Israel Tangaroa Birch Exhibitions

Israel Tangaroa Birch


12 Dec 2020 - 5 Feb 2021

Exhibition Works

Purapura Whetū (Red)
Purapura Whetū (Red) (2020)
Tino Rangatiratanga (Gold/Red)
Tino Rangatiratanga (Gold/Red) (2020)
Kia Hora Te Marino (Green Wai Rua)
Kia Hora Te Marino (Green Wai Rua) (2020)
Rerenga Wairua
Rerenga Wairua (2020)
Tino Rangatiratanga (Blue)
Tino Rangatiratanga (Blue) (2020)
Waionuku - Waiorangi
Waionuku - Waiorangi (2020)
Purapura Whetū (Blue)
Purapura Whetū (Blue) (2020)
Kia Hora Te Marino
Kia Hora Te Marino (2020)

exhibition walkthrough

 Israel Birch, Rangimārie, exhibition walkthrough. Video production: Ross Wilson. Music: Kāwai by AJA

exhibition text

Working in a world turned upside down by a global pandemic, Israel Birch draws upon his creative wellspring to find equilibrium and healing. This body of work is imbued with the kaupapa of Rangimārie: quiet, peacefulness, and harmony (1) and rich with symbols that speak of the enduring connections of people, home, and spirituality.

Birch chooses text that resonates with meaning beyond a simple reading. Wairua seems a short word to encompass the spiritual stream that flows through te ao Māori, enervating every aspect of the world. For the artist, it is also a door that opens to allow exploration of death as a part of life. Rather than viewing death as an endpoint, Birch embraces the notion that it is a transition from one world to another. Physically, those who have gone are not gone at all, but have returned to Tāne and Papatūānuku; spiritually, they walk amongst the stars with their ancestors. (2)

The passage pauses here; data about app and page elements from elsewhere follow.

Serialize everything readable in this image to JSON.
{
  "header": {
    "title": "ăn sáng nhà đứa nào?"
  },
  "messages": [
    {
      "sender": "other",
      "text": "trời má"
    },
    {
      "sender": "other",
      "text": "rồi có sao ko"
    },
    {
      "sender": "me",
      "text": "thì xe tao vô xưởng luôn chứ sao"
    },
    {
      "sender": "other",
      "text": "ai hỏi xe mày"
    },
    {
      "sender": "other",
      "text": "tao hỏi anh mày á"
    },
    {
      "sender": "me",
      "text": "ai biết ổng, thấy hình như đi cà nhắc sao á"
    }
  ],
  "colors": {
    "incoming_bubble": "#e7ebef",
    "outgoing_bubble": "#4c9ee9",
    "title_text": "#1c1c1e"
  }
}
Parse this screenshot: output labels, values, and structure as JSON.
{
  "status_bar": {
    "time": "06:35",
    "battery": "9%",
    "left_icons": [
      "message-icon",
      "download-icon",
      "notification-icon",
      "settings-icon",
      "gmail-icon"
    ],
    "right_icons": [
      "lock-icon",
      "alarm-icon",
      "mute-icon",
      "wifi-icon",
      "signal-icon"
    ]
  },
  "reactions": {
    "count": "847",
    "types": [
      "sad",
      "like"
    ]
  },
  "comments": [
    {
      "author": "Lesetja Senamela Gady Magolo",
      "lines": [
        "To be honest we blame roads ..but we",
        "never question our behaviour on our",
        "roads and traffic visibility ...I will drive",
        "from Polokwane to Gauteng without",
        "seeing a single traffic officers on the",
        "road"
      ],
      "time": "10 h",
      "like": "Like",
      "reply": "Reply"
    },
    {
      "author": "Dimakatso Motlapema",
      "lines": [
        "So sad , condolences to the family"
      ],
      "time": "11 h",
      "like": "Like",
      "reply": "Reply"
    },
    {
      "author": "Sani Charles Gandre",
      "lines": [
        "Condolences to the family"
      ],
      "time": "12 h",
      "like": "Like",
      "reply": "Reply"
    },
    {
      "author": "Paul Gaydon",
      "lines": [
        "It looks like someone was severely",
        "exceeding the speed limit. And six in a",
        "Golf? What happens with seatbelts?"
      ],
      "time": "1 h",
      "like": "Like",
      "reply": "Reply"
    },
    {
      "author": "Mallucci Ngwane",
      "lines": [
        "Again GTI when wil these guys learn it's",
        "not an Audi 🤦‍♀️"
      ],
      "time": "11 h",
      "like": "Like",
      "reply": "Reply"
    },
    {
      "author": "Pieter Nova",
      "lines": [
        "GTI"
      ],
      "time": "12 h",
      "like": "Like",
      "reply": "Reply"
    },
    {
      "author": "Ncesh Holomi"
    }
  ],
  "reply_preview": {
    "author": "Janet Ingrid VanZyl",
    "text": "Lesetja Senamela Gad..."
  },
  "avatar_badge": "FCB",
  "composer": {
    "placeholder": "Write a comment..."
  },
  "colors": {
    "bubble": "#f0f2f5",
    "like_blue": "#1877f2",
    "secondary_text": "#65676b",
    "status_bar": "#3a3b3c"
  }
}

The technique Birch uses in his practice embodies these ideas: beyond the lines of lettering shimmers of light reflect endlessly in dark depths of the artwork. They are seen and unseen, depending on your perspective, but are always present. Additional lines of text that float just below the surface of the artwork have handwritten, organic forms and you have to spend time with them to decipher their meaning. Through Birch’s works, we glimpse the ineffable and more importantly, we sense the ebb and flow of energy essential for all life - physical, emotional, spiritual.

The connections that bind us together with one another, with our ancestors, with the whenua are present in the patterns Birch uses. More than aesthetic elements, the tukutuku-inspired criss-crosses speak of ties that bind and of the tipuna who watch over us from the heavens. The concentric ripples of Kia Hora te Marino suggest a world of many layers which, unbroken and unending, provide the structure for a personal existence that draws upon, and is supported by, the strength of the whole.

Rangimārie is Israel Birch’s creative expression of what he feels is fundamental in order to live a life that is at one with ourselves, and with the world around us. Recognising our place within this world and how we are connected to it is a step towards finding calm and peace within a chaotic environment:

                “... te tino rangatiratanga o o ratou wenua o ratou kainga me o ratou taonga katoa”. (3)

                We need land, kaitiakitanga of our taonga and our home - otherwise, we are lost. (4)
1. Artist statement, November 2020.
2. Ibid.
3. From Article Two of Te Tiriti o Waitangi.
4. Artist statement, November 2020.

Exhibition Views